(AP) Retired Army Col. David Hackworth, a highly decorated Vietnam veteran who spoke out against the war and later became a journalist and advocate for military reform, has died, his wife said Thursday. He was 74.
Hackworth died Wednesday in Tijuana, Mexico, where he was receiving treatment for bladder cancer. He lived with his wife in Greenwich, Conn.
A Newsweek correspondent during the Gulf War, Hackworth worked in recent years as a syndicated columnist for King Features, often criticizing the Bush administration’s handling of the Iraq war.
“Most combat vets pick their fights carefully. They look at their scars, remember the madness and are always mindful of the fallout,” Hackworth wrote in February. “That’s not the case in Washington, where the White House and the Pentagon are run by civilians who have never sweated it out on a battlefield.”
Hackworth ignited a national debate last year when he reported that Defense Secretary Donald Rumsfeld used a machine to sign condolence letters sent to the families of fallen soldiers. Rumsfeld later promised to sign each letter by hand.
“Hack never lost his focus,” said Roger Charles, president of Soldiers for the Truth, a California-based veterans group that Hackworth chaired. “That focus was on the young kids that our country sends to bleed and die on our behalf. Everything he did in his retirement was to try to give them a better chance to win and to come home. That’s one hell of a legacy.”
Orphaned before he was a year old, Hackworth was raised in California by his grandmother and in foster homes. He became a merchant marine at the age of 14 and lied about his age to join the Army in 1946 when he was 15.
Hackworth gained a reputation for blunt talk when, as a teenage private in Italy, he told Gen. Dwight D. Eisenhower, “The chow stinks.”
At 40 he became the youngest full colonel in Vietnam, where he served for nearly six years. He won some 80 medals in his career, including two Distinguished Service Crosses, 10 Silver Stars, and eight Purple Hearts.
His unsparing criticism of tactics and doctrine continued throughout his 25-year career. It culminated in 1971 when he appeared on ABC’s “Issues and Answers” show. He told a national television audience that the Army’s Vietnam tactics were not unlike the food he had in Italy.
It was one of the first times a senior officer had publicly spoken out against the Vietnam War, and the Army unceremoniously retired the man who had been told a few months earlier that he was virtually assured promotion to brigadier general.
“I was brokenhearted because the Army was my family,” he told The Associated Press in 1990. “I loved it.”

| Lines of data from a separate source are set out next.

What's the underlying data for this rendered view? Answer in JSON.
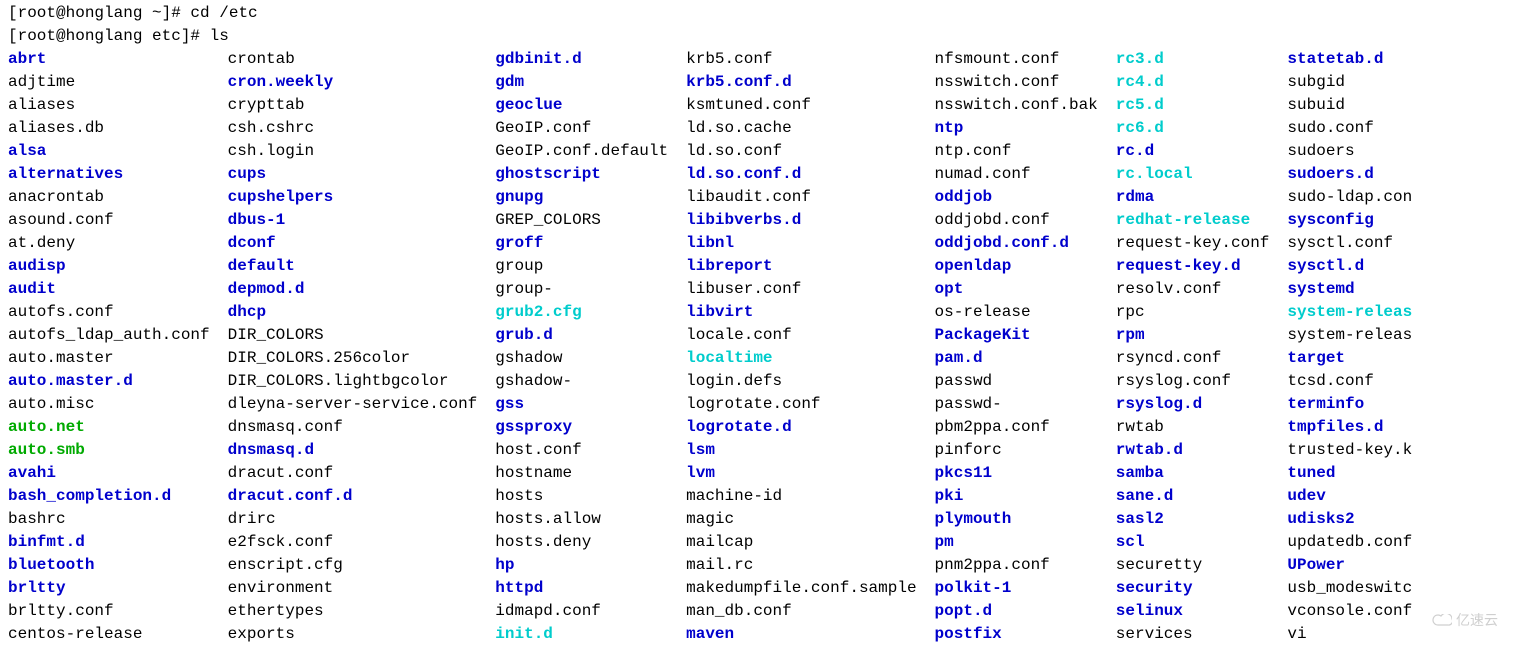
{
  "prompt1": "[root@honglang ~]# cd /etc",
  "prompt2": "[root@honglang etc]# ls",
  "watermark": "亿速云",
  "columns": [
    [
      {
        "t": "abrt",
        "c": "dir"
      },
      {
        "t": "adjtime",
        "c": "plain"
      },
      {
        "t": "aliases",
        "c": "plain"
      },
      {
        "t": "aliases.db",
        "c": "plain"
      },
      {
        "t": "alsa",
        "c": "dir"
      },
      {
        "t": "alternatives",
        "c": "dir"
      },
      {
        "t": "anacrontab",
        "c": "plain"
      },
      {
        "t": "asound.conf",
        "c": "plain"
      },
      {
        "t": "at.deny",
        "c": "plain"
      },
      {
        "t": "audisp",
        "c": "dir"
      },
      {
        "t": "audit",
        "c": "dir"
      },
      {
        "t": "autofs.conf",
        "c": "plain"
      },
      {
        "t": "autofs_ldap_auth.conf",
        "c": "plain"
      },
      {
        "t": "auto.master",
        "c": "plain"
      },
      {
        "t": "auto.master.d",
        "c": "dir"
      },
      {
        "t": "auto.misc",
        "c": "plain"
      },
      {
        "t": "auto.net",
        "c": "exec"
      },
      {
        "t": "auto.smb",
        "c": "exec"
      },
      {
        "t": "avahi",
        "c": "dir"
      },
      {
        "t": "bash_completion.d",
        "c": "dir"
      },
      {
        "t": "bashrc",
        "c": "plain"
      },
      {
        "t": "binfmt.d",
        "c": "dir"
      },
      {
        "t": "bluetooth",
        "c": "dir"
      },
      {
        "t": "brltty",
        "c": "dir"
      },
      {
        "t": "brltty.conf",
        "c": "plain"
      },
      {
        "t": "centos-release",
        "c": "plain"
      }
    ],
    [
      {
        "t": "crontab",
        "c": "plain"
      },
      {
        "t": "cron.weekly",
        "c": "dir"
      },
      {
        "t": "crypttab",
        "c": "plain"
      },
      {
        "t": "csh.cshrc",
        "c": "plain"
      },
      {
        "t": "csh.login",
        "c": "plain"
      },
      {
        "t": "cups",
        "c": "dir"
      },
      {
        "t": "cupshelpers",
        "c": "dir"
      },
      {
        "t": "dbus-1",
        "c": "dir"
      },
      {
        "t": "dconf",
        "c": "dir"
      },
      {
        "t": "default",
        "c": "dir"
      },
      {
        "t": "depmod.d",
        "c": "dir"
      },
      {
        "t": "dhcp",
        "c": "dir"
      },
      {
        "t": "DIR_COLORS",
        "c": "plain"
      },
      {
        "t": "DIR_COLORS.256color",
        "c": "plain"
      },
      {
        "t": "DIR_COLORS.lightbgcolor",
        "c": "plain"
      },
      {
        "t": "dleyna-server-service.conf",
        "c": "plain"
      },
      {
        "t": "dnsmasq.conf",
        "c": "plain"
      },
      {
        "t": "dnsmasq.d",
        "c": "dir"
      },
      {
        "t": "dracut.conf",
        "c": "plain"
      },
      {
        "t": "dracut.conf.d",
        "c": "dir"
      },
      {
        "t": "drirc",
        "c": "plain"
      },
      {
        "t": "e2fsck.conf",
        "c": "plain"
      },
      {
        "t": "enscript.cfg",
        "c": "plain"
      },
      {
        "t": "environment",
        "c": "plain"
      },
      {
        "t": "ethertypes",
        "c": "plain"
      },
      {
        "t": "exports",
        "c": "plain"
      }
    ],
    [
      {
        "t": "gdbinit.d",
        "c": "dir"
      },
      {
        "t": "gdm",
        "c": "dir"
      },
      {
        "t": "geoclue",
        "c": "dir"
      },
      {
        "t": "GeoIP.conf",
        "c": "plain"
      },
      {
        "t": "GeoIP.conf.default",
        "c": "plain"
      },
      {
        "t": "ghostscript",
        "c": "dir"
      },
      {
        "t": "gnupg",
        "c": "dir"
      },
      {
        "t": "GREP_COLORS",
        "c": "plain"
      },
      {
        "t": "groff",
        "c": "dir"
      },
      {
        "t": "group",
        "c": "plain"
      },
      {
        "t": "group-",
        "c": "plain"
      },
      {
        "t": "grub2.cfg",
        "c": "link"
      },
      {
        "t": "grub.d",
        "c": "dir"
      },
      {
        "t": "gshadow",
        "c": "plain"
      },
      {
        "t": "gshadow-",
        "c": "plain"
      },
      {
        "t": "gss",
        "c": "dir"
      },
      {
        "t": "gssproxy",
        "c": "dir"
      },
      {
        "t": "host.conf",
        "c": "plain"
      },
      {
        "t": "hostname",
        "c": "plain"
      },
      {
        "t": "hosts",
        "c": "plain"
      },
      {
        "t": "hosts.allow",
        "c": "plain"
      },
      {
        "t": "hosts.deny",
        "c": "plain"
      },
      {
        "t": "hp",
        "c": "dir"
      },
      {
        "t": "httpd",
        "c": "dir"
      },
      {
        "t": "idmapd.conf",
        "c": "plain"
      },
      {
        "t": "init.d",
        "c": "link"
      }
    ],
    [
      {
        "t": "krb5.conf",
        "c": "plain"
      },
      {
        "t": "krb5.conf.d",
        "c": "dir"
      },
      {
        "t": "ksmtuned.conf",
        "c": "plain"
      },
      {
        "t": "ld.so.cache",
        "c": "plain"
      },
      {
        "t": "ld.so.conf",
        "c": "plain"
      },
      {
        "t": "ld.so.conf.d",
        "c": "dir"
      },
      {
        "t": "libaudit.conf",
        "c": "plain"
      },
      {
        "t": "libibverbs.d",
        "c": "dir"
      },
      {
        "t": "libnl",
        "c": "dir"
      },
      {
        "t": "libreport",
        "c": "dir"
      },
      {
        "t": "libuser.conf",
        "c": "plain"
      },
      {
        "t": "libvirt",
        "c": "dir"
      },
      {
        "t": "locale.conf",
        "c": "plain"
      },
      {
        "t": "localtime",
        "c": "link"
      },
      {
        "t": "login.defs",
        "c": "plain"
      },
      {
        "t": "logrotate.conf",
        "c": "plain"
      },
      {
        "t": "logrotate.d",
        "c": "dir"
      },
      {
        "t": "lsm",
        "c": "dir"
      },
      {
        "t": "lvm",
        "c": "dir"
      },
      {
        "t": "machine-id",
        "c": "plain"
      },
      {
        "t": "magic",
        "c": "plain"
      },
      {
        "t": "mailcap",
        "c": "plain"
      },
      {
        "t": "mail.rc",
        "c": "plain"
      },
      {
        "t": "makedumpfile.conf.sample",
        "c": "plain"
      },
      {
        "t": "man_db.conf",
        "c": "plain"
      },
      {
        "t": "maven",
        "c": "dir"
      }
    ],
    [
      {
        "t": "nfsmount.conf",
        "c": "plain"
      },
      {
        "t": "nsswitch.conf",
        "c": "plain"
      },
      {
        "t": "nsswitch.conf.bak",
        "c": "plain"
      },
      {
        "t": "ntp",
        "c": "dir"
      },
      {
        "t": "ntp.conf",
        "c": "plain"
      },
      {
        "t": "numad.conf",
        "c": "plain"
      },
      {
        "t": "oddjob",
        "c": "dir"
      },
      {
        "t": "oddjobd.conf",
        "c": "plain"
      },
      {
        "t": "oddjobd.conf.d",
        "c": "dir"
      },
      {
        "t": "openldap",
        "c": "dir"
      },
      {
        "t": "opt",
        "c": "dir"
      },
      {
        "t": "os-release",
        "c": "plain"
      },
      {
        "t": "PackageKit",
        "c": "dir"
      },
      {
        "t": "pam.d",
        "c": "dir"
      },
      {
        "t": "passwd",
        "c": "plain"
      },
      {
        "t": "passwd-",
        "c": "plain"
      },
      {
        "t": "pbm2ppa.conf",
        "c": "plain"
      },
      {
        "t": "pinforc",
        "c": "plain"
      },
      {
        "t": "pkcs11",
        "c": "dir"
      },
      {
        "t": "pki",
        "c": "dir"
      },
      {
        "t": "plymouth",
        "c": "dir"
      },
      {
        "t": "pm",
        "c": "dir"
      },
      {
        "t": "pnm2ppa.conf",
        "c": "plain"
      },
      {
        "t": "polkit-1",
        "c": "dir"
      },
      {
        "t": "popt.d",
        "c": "dir"
      },
      {
        "t": "postfix",
        "c": "dir"
      }
    ],
    [
      {
        "t": "rc3.d",
        "c": "link"
      },
      {
        "t": "rc4.d",
        "c": "link"
      },
      {
        "t": "rc5.d",
        "c": "link"
      },
      {
        "t": "rc6.d",
        "c": "link"
      },
      {
        "t": "rc.d",
        "c": "dir"
      },
      {
        "t": "rc.local",
        "c": "link"
      },
      {
        "t": "rdma",
        "c": "dir"
      },
      {
        "t": "redhat-release",
        "c": "link"
      },
      {
        "t": "request-key.conf",
        "c": "plain"
      },
      {
        "t": "request-key.d",
        "c": "dir"
      },
      {
        "t": "resolv.conf",
        "c": "plain"
      },
      {
        "t": "rpc",
        "c": "plain"
      },
      {
        "t": "rpm",
        "c": "dir"
      },
      {
        "t": "rsyncd.conf",
        "c": "plain"
      },
      {
        "t": "rsyslog.conf",
        "c": "plain"
      },
      {
        "t": "rsyslog.d",
        "c": "dir"
      },
      {
        "t": "rwtab",
        "c": "plain"
      },
      {
        "t": "rwtab.d",
        "c": "dir"
      },
      {
        "t": "samba",
        "c": "dir"
      },
      {
        "t": "sane.d",
        "c": "dir"
      },
      {
        "t": "sasl2",
        "c": "dir"
      },
      {
        "t": "scl",
        "c": "dir"
      },
      {
        "t": "securetty",
        "c": "plain"
      },
      {
        "t": "security",
        "c": "dir"
      },
      {
        "t": "selinux",
        "c": "dir"
      },
      {
        "t": "services",
        "c": "plain"
      }
    ],
    [
      {
        "t": "statetab.d",
        "c": "dir"
      },
      {
        "t": "subgid",
        "c": "plain"
      },
      {
        "t": "subuid",
        "c": "plain"
      },
      {
        "t": "sudo.conf",
        "c": "plain"
      },
      {
        "t": "sudoers",
        "c": "plain"
      },
      {
        "t": "sudoers.d",
        "c": "dir"
      },
      {
        "t": "sudo-ldap.con",
        "c": "plain"
      },
      {
        "t": "sysconfig",
        "c": "dir"
      },
      {
        "t": "sysctl.conf",
        "c": "plain"
      },
      {
        "t": "sysctl.d",
        "c": "dir"
      },
      {
        "t": "systemd",
        "c": "dir"
      },
      {
        "t": "system-releas",
        "c": "link"
      },
      {
        "t": "system-releas",
        "c": "plain"
      },
      {
        "t": "target",
        "c": "dir"
      },
      {
        "t": "tcsd.conf",
        "c": "plain"
      },
      {
        "t": "terminfo",
        "c": "dir"
      },
      {
        "t": "tmpfiles.d",
        "c": "dir"
      },
      {
        "t": "trusted-key.k",
        "c": "plain"
      },
      {
        "t": "tuned",
        "c": "dir"
      },
      {
        "t": "udev",
        "c": "dir"
      },
      {
        "t": "udisks2",
        "c": "dir"
      },
      {
        "t": "updatedb.conf",
        "c": "plain"
      },
      {
        "t": "UPower",
        "c": "dir"
      },
      {
        "t": "usb_modeswitc",
        "c": "plain"
      },
      {
        "t": "vconsole.conf",
        "c": "plain"
      },
      {
        "t": "vi",
        "c": "plain"
      }
    ]
  ]
}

He gave up his medals in protest and moved to Australia, where he made millions in a restaurant business and a duck farm.
His medals were reissued by Brig. Gen. John Howard in the 1980s and he returned to the United States around the time he published his best-selling autobiography, “About Face.”
“Writing the book had driven the devil out of me,” he said. “I was able to heal myself.”
He decided to channel his energy into pushing for reforms and streamlining the military, saying “the American people are tired of being ripped off.”
Hackworth’s other books include “The Vietnam Primer” and “Hazardous Duty.” His latest was “Steel My Soldiers’ Hearts.”
He came under fire because of his role in a 1996 Newsweek investigation of whether Adm. Michael Boorda wore medals for valor that he did not deserve. Boorda, the Navy’s top admiral, committed suicide rather than face disgrace, and some in the Pentagon blamed Hackworth.
Then, CBS reported that Hackworth may have worn a “Ranger” tab he did not earn. An audit by the Army’s chief of awards and decorations found he was issued the Ranger tab improperly, but that he should have been issued other medals and was not. There was no indication Hackworth wore any medals beyond those issued him by the Army.
He is survived by his wife of eight years, Eilhys England, a stepdaughter and four children from two earlier marriages, the family said.